START Data extracts
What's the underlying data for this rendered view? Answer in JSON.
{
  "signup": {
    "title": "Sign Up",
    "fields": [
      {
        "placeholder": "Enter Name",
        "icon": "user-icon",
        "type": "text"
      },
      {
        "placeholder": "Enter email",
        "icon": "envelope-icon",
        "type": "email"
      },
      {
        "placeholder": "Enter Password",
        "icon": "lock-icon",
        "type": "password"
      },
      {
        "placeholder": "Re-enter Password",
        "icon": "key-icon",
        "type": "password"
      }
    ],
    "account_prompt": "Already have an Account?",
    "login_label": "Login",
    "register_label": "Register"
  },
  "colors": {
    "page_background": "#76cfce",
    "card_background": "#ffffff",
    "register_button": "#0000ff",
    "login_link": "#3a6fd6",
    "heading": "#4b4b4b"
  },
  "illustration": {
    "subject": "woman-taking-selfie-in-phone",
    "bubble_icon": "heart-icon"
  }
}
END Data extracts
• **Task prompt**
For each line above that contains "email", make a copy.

• **Reply**
        "placeholder": "Enter email",
        "type": "email"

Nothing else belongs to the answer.